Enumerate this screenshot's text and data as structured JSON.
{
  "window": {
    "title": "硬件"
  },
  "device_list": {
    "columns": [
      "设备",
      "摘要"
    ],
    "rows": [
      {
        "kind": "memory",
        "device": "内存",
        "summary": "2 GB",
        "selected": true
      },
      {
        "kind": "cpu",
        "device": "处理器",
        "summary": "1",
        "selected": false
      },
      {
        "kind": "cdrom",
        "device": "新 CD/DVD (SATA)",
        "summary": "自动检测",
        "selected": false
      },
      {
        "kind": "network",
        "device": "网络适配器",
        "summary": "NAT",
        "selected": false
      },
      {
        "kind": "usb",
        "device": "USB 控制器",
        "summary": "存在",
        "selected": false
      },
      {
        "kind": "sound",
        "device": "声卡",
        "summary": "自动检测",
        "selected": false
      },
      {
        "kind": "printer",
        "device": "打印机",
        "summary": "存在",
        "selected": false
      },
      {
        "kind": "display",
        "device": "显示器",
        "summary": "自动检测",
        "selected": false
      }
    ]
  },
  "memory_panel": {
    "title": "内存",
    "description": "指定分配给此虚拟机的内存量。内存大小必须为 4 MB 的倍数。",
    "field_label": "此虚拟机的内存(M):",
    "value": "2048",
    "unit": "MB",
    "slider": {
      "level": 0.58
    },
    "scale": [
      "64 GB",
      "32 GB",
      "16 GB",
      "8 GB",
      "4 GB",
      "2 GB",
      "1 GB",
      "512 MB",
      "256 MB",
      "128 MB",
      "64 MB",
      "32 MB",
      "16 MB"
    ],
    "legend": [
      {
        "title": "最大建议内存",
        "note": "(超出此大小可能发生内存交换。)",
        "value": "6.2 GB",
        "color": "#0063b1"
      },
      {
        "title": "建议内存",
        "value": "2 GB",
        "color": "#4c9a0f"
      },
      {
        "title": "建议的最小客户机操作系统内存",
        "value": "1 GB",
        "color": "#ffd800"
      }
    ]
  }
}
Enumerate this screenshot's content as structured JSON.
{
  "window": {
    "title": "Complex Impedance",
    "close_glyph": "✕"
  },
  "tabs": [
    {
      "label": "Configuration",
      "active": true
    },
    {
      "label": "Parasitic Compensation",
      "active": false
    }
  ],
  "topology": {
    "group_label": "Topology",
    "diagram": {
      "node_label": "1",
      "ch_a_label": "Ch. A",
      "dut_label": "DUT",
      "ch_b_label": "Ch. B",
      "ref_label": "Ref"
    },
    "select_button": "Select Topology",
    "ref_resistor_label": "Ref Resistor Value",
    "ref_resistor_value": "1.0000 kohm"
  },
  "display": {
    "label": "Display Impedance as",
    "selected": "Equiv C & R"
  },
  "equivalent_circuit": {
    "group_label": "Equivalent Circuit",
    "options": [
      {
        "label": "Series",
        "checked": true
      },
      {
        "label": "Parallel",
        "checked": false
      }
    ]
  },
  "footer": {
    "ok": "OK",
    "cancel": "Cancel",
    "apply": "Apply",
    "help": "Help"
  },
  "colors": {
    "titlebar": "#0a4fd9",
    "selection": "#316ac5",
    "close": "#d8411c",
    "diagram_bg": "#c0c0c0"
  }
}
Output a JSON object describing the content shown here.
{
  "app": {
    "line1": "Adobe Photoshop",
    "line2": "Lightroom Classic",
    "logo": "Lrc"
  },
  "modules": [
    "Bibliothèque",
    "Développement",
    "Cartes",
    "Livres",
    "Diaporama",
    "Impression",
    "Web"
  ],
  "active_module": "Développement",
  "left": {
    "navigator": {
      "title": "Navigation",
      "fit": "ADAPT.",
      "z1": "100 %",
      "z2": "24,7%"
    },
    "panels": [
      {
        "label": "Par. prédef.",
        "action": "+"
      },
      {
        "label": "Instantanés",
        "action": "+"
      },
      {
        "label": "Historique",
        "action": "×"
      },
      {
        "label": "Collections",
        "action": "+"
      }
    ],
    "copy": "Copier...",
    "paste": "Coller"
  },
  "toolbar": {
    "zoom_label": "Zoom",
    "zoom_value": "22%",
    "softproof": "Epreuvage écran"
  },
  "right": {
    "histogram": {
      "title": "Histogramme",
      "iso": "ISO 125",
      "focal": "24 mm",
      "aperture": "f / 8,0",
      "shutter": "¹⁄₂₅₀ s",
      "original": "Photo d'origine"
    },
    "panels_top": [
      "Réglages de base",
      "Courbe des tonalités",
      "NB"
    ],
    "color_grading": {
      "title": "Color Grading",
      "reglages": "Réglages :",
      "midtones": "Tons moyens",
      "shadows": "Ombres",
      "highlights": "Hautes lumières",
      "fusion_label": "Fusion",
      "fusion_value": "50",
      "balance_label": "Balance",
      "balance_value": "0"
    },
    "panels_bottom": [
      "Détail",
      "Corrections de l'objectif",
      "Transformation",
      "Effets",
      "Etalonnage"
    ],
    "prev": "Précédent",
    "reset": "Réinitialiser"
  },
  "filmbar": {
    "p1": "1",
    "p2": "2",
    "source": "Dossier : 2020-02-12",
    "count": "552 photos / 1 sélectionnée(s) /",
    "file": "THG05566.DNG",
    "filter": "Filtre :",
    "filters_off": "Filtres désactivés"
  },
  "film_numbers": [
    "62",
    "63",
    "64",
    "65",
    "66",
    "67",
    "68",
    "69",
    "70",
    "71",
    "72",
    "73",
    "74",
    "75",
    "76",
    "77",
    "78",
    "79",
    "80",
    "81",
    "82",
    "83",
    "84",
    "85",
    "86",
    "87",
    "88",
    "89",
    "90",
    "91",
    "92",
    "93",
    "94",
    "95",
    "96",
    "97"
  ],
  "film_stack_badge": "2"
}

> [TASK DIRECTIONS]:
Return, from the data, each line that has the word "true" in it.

> [EXERCISE ANSWER]:
        "selected": true
      "active": true
        "checked": true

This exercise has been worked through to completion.